> _TO DO_
The output should be every line below that includes the word "Pressure".

> _MATERIAL SHOWN_
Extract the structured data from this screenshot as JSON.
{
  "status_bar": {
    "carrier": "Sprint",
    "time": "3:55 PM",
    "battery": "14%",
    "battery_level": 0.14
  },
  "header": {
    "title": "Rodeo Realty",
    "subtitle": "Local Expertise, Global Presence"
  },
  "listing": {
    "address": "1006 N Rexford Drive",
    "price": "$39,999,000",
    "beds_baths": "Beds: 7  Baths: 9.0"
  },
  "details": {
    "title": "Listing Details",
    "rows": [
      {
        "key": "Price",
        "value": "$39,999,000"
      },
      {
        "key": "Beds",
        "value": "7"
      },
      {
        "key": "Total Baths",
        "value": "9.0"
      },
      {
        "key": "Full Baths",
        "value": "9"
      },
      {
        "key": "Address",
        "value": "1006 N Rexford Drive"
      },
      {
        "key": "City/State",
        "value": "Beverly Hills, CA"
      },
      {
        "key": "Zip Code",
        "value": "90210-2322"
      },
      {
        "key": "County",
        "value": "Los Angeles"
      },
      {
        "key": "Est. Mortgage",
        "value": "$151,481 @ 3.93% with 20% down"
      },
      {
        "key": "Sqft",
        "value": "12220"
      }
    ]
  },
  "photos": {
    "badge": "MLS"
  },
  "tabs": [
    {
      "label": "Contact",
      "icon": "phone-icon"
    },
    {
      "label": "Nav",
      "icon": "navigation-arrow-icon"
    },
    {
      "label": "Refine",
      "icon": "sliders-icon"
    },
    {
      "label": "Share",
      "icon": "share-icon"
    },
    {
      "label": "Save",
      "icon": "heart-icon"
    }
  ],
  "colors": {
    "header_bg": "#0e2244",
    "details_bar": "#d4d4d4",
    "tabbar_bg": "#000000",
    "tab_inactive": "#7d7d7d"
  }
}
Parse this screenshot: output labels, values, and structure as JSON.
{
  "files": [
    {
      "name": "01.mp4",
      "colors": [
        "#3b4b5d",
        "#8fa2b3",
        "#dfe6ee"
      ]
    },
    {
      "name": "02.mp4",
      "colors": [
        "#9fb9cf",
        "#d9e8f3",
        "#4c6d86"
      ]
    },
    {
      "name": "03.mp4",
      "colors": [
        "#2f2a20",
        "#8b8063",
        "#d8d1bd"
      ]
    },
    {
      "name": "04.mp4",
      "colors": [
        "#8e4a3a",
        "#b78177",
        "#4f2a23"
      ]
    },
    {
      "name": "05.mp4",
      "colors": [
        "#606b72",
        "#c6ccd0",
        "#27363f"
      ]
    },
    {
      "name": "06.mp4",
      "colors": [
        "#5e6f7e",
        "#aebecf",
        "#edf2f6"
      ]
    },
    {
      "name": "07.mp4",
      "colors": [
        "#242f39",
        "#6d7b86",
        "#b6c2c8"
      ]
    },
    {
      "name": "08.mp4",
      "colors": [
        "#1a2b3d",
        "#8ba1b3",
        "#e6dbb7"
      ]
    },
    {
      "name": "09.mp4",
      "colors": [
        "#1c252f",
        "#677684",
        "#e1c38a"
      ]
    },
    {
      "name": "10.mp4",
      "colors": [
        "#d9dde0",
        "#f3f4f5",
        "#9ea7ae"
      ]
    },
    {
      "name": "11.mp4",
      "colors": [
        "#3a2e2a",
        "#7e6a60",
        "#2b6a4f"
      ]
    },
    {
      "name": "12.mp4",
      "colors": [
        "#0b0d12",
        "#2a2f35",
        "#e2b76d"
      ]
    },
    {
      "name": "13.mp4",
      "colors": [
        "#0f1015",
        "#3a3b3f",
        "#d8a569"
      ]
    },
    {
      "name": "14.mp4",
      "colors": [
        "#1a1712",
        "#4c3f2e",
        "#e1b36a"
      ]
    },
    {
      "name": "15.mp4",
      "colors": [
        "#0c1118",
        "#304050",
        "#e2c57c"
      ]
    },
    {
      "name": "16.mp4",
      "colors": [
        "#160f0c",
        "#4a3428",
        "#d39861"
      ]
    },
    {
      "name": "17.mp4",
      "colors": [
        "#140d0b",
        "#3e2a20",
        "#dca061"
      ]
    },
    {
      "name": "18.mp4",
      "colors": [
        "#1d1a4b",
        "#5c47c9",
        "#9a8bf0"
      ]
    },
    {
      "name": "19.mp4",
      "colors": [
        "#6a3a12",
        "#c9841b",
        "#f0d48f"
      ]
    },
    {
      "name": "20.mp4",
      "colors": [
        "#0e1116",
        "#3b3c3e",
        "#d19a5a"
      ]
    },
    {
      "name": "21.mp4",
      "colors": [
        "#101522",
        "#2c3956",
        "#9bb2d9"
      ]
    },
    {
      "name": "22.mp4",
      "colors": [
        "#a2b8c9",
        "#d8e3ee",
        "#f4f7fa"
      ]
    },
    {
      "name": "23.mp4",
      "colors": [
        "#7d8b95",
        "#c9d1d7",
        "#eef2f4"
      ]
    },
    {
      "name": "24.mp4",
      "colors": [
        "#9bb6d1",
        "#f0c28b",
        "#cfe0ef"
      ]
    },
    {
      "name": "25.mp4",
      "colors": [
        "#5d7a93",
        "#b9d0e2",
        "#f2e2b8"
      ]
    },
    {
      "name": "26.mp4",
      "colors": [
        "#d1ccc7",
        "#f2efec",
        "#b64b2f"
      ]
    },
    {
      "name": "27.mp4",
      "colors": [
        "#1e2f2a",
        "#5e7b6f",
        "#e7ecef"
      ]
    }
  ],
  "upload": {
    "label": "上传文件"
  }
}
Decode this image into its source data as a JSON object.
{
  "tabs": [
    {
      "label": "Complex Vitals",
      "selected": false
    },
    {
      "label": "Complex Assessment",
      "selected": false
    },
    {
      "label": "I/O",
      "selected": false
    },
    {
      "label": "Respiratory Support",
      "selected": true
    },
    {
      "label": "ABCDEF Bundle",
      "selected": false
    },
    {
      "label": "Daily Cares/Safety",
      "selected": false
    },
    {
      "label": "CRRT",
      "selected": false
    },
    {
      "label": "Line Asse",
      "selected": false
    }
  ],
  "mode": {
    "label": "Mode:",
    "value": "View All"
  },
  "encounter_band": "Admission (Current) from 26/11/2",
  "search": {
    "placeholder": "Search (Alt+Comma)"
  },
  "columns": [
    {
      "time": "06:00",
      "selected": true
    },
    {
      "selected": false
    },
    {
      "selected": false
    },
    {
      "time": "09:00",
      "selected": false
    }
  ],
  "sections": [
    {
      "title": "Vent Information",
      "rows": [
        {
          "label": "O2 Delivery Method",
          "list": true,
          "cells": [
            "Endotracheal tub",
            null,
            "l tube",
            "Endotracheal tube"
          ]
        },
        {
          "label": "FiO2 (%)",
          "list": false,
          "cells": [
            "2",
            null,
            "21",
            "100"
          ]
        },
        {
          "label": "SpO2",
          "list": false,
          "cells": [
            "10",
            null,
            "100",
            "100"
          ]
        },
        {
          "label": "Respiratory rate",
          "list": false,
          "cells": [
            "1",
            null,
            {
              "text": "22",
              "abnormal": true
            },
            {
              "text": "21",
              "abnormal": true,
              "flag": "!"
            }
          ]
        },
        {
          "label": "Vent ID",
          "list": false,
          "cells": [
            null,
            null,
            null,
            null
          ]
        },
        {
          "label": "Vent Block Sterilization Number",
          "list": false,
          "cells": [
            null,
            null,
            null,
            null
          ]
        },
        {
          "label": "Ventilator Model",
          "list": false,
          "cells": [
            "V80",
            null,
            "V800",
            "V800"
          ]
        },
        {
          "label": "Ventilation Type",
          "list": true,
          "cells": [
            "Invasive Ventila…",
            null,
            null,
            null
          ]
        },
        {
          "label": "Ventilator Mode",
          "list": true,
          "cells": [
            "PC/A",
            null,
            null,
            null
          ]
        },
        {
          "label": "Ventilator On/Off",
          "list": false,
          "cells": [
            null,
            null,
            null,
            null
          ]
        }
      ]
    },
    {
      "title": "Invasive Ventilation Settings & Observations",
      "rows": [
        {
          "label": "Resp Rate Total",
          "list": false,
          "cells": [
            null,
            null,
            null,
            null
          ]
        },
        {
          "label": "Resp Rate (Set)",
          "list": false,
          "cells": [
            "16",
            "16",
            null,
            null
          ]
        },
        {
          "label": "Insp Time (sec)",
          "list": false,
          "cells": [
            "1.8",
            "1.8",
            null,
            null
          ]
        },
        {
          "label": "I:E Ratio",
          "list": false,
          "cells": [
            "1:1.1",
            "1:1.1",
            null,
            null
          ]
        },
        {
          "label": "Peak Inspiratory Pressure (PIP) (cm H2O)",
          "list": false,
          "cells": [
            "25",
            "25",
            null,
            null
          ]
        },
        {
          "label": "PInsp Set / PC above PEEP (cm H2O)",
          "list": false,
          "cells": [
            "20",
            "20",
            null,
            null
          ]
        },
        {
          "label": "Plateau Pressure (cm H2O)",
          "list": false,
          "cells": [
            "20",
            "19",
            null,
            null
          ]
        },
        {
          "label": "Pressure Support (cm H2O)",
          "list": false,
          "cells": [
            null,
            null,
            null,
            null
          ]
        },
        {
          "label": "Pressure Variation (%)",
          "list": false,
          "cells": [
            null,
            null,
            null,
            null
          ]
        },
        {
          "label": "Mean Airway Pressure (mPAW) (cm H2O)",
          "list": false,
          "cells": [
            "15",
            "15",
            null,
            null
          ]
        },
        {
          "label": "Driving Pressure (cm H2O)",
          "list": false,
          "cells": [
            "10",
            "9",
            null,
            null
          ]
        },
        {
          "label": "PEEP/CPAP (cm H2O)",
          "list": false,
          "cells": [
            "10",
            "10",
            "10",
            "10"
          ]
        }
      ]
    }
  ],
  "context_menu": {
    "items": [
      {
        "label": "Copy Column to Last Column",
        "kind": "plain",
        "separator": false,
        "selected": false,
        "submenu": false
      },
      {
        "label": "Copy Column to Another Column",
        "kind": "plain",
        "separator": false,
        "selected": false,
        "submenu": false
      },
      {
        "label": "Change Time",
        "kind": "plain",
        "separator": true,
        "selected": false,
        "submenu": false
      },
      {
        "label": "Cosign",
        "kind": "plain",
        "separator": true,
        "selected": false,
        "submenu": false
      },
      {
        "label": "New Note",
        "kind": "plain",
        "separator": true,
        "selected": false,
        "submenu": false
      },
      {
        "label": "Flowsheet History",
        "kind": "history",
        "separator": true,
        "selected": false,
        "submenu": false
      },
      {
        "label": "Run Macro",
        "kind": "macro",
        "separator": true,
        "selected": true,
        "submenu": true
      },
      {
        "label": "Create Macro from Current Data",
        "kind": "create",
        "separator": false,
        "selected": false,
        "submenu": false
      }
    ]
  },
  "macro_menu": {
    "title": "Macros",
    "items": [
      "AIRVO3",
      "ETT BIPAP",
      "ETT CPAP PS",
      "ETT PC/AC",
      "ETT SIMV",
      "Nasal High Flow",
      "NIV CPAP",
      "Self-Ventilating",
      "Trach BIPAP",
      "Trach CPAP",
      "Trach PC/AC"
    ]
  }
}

> _RESPONSE TO THIS TASK_
          "label": "Peak Inspiratory Pressure (PIP) (cm H2O)",
          "label": "Plateau Pressure (cm H2O)",
          "label": "Pressure Support (cm H2O)",
          "label": "Pressure Variation (%)",
          "label": "Mean Airway Pressure (mPAW) (cm H2O)",
          "label": "Driving Pressure (cm H2O)",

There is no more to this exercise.